B.

If a person compensated for top management functions in a facility or organization is compensated for providing consultant services to that facility or organization, the compensation for consultant services however designated shall be subject to the top management compensation limitation.

C.

Top management compensation shall not include, within the limits of items A and B, the benefits of group health or dental insurance, group life insurance, pensions or profit sharing plans, and governmentally required retirement plans.

D.

If the fringe benefits paid to top management personnel are not provided to all or substantially all of the facility's employees at the same benefit level, that portion of the fringe benefits paid to top management personnel which is not provided to all or substantially all of the facility's employees, shall be disallowed.

E.

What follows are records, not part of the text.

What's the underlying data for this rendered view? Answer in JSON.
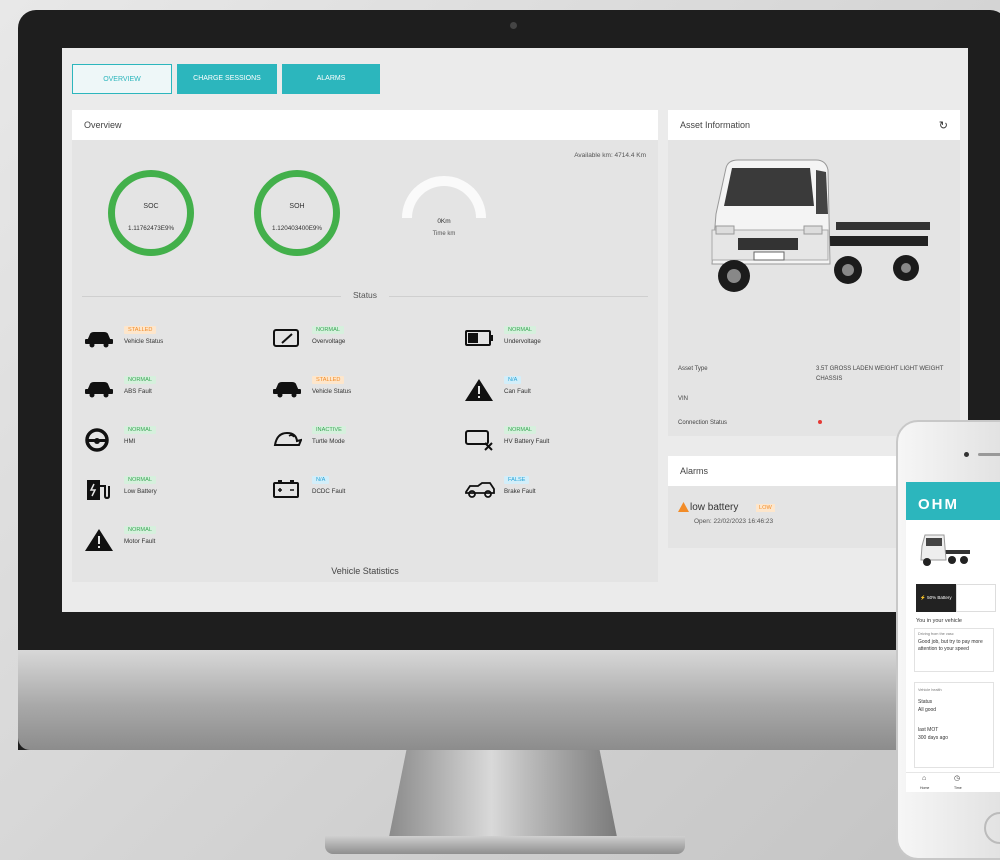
{
  "tabs": [
    {
      "label": "OVERVIEW",
      "active": true
    },
    {
      "label": "CHARGE SESSIONS",
      "active": false
    },
    {
      "label": "ALARMS",
      "active": false
    }
  ],
  "overview": {
    "title": "Overview",
    "available": "Available km: 4714.4 Km",
    "soc": {
      "label": "SOC",
      "value": "1.11762473E9%"
    },
    "soh": {
      "label": "SOH",
      "value": "1.120403400E9%"
    },
    "range": {
      "value": "0Km",
      "label": "Time km"
    },
    "status_title": "Status",
    "vehicle_statistics": "Vehicle Statistics",
    "statuses": [
      {
        "badge": "STALLED",
        "name": "Vehicle Status",
        "icon": "car-icon",
        "color": "orange"
      },
      {
        "badge": "NORMAL",
        "name": "Overvoltage",
        "icon": "voltage-gauge-icon",
        "color": "green"
      },
      {
        "badge": "NORMAL",
        "name": "Undervoltage",
        "icon": "battery-icon",
        "color": "green"
      },
      {
        "badge": "NORMAL",
        "name": "ABS Fault",
        "icon": "car-icon",
        "color": "green"
      },
      {
        "badge": "STALLED",
        "name": "Vehicle Status",
        "icon": "car-icon",
        "color": "orange"
      },
      {
        "badge": "N/A",
        "name": "Can Fault",
        "icon": "warning-icon",
        "color": "blue"
      },
      {
        "badge": "NORMAL",
        "name": "HMI",
        "icon": "steering-wheel-icon",
        "color": "green"
      },
      {
        "badge": "INACTIVE",
        "name": "Turtle Mode",
        "icon": "turtle-icon",
        "color": "green"
      },
      {
        "badge": "NORMAL",
        "name": "HV Battery Fault",
        "icon": "battery-fault-icon",
        "color": "green"
      },
      {
        "badge": "NORMAL",
        "name": "Low Battery",
        "icon": "charging-station-icon",
        "color": "green"
      },
      {
        "badge": "N/A",
        "name": "DCDC Fault",
        "icon": "dcdc-battery-icon",
        "color": "blue"
      },
      {
        "badge": "FALSE",
        "name": "Brake Fault",
        "icon": "brake-icon",
        "color": "blue"
      },
      {
        "badge": "NORMAL",
        "name": "Motor Fault",
        "icon": "warning-icon",
        "color": "green"
      }
    ]
  },
  "asset": {
    "title": "Asset Information",
    "type_label": "Asset Type",
    "type_value": "3.5T GROSS LADEN WEIGHT LIGHT WEIGHT CHASSIS",
    "vin_label": "VIN",
    "conn_label": "Connection Status"
  },
  "alarms": {
    "title": "Alarms",
    "name": "low battery",
    "level": "LOW",
    "opened": "Open: 22/02/2023 16:46:23"
  },
  "phone": {
    "logo": "OHM",
    "btn_label": "50% Battery",
    "btn2_label": "",
    "section": "You in your vehicle",
    "card1_title": "Driving from the vasc",
    "card1_text": "Good job, but try to pay more attention to your speed",
    "card2_title": "Vehicle health",
    "card2_l1": "Status",
    "card2_l2": "All good",
    "card2_l3": "last MOT",
    "card2_l4": "300 days ago",
    "nav_home": "Home",
    "nav_time": "Time"
  },
  "colors": {
    "accent": "#2cb6bd",
    "ring": "#43b04b",
    "warning": "#f28c28"
  }
}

An individual compensated for top management services on a less than full-time basis for a facility or provider group may be compensated for performing other necessary services which the individual is qualified to perform. Compensation for another necessary service must be at the pay rate for that service except that the total compensation paid to an individual cannot exceed the limit in item A.

F.

The percentage difference between the previous two Januarys prior to the beginning of the rate year, the all urban consumer price index (CPI-U) for Minneapolis-Saint Paul, as published by the Bureau of Labor Statistics, new series index (1967=100) shall be used to increase the top management compensation limitation in item A. The consumer price index is incorporated by reference. It is available through the Minitex Interlibrary Loan System. It is subject to frequent change. The adjustment required by this formula shall be effective for the reporting year beginning on January 1, 1986, and each January 1 thereafter.

Subp. 15.

General cost principles.

The commissioner shall use the cost principles in this subpart to determine allowable costs:

A.

the cost is ordinary, necessary, and related to resident care;

B.

the cost is what a prudent and cost conscious business person would pay for the specific good or service in the open market in an arm's length transaction;

C.

the cost is for goods or services actually provided to the facility and the cost is actually paid for by the facility within 180 days after the close of the reporting year except as provided in subpart 6, item D;

D.

the cost effects of transactions that have the effect of circumventing parts 9553.0010 to 9553.0080 are not allowable under the principle that the substance of the transaction must prevail over its form; and

E.

costs that are incurred due to management inefficiency, unnecessary care or facilities, agreements not to compete, or activities not commonly accepted in the ICF/DD industry, are not allowable.

Subp. 16.

Pass through of training and habilitation services costs.

Training and habilitation services costs shall be paid as a pass through payment at the lowest rate paid to the training and habilitation services vendor by the county for comparable services at that site under Minnesota Statutes, sections 252.40 to 252.47. The pass through payments for training and habilitation services are paid separately by the commissioner and are not included in the computation of the total payment rate.

Statutory Authority:

MS s 256B.501

History:

10 SR 1298; 12 SR 1711; 17 SR 784; L 2005 c 56 s 2

Published Electronically:

October 15, 2013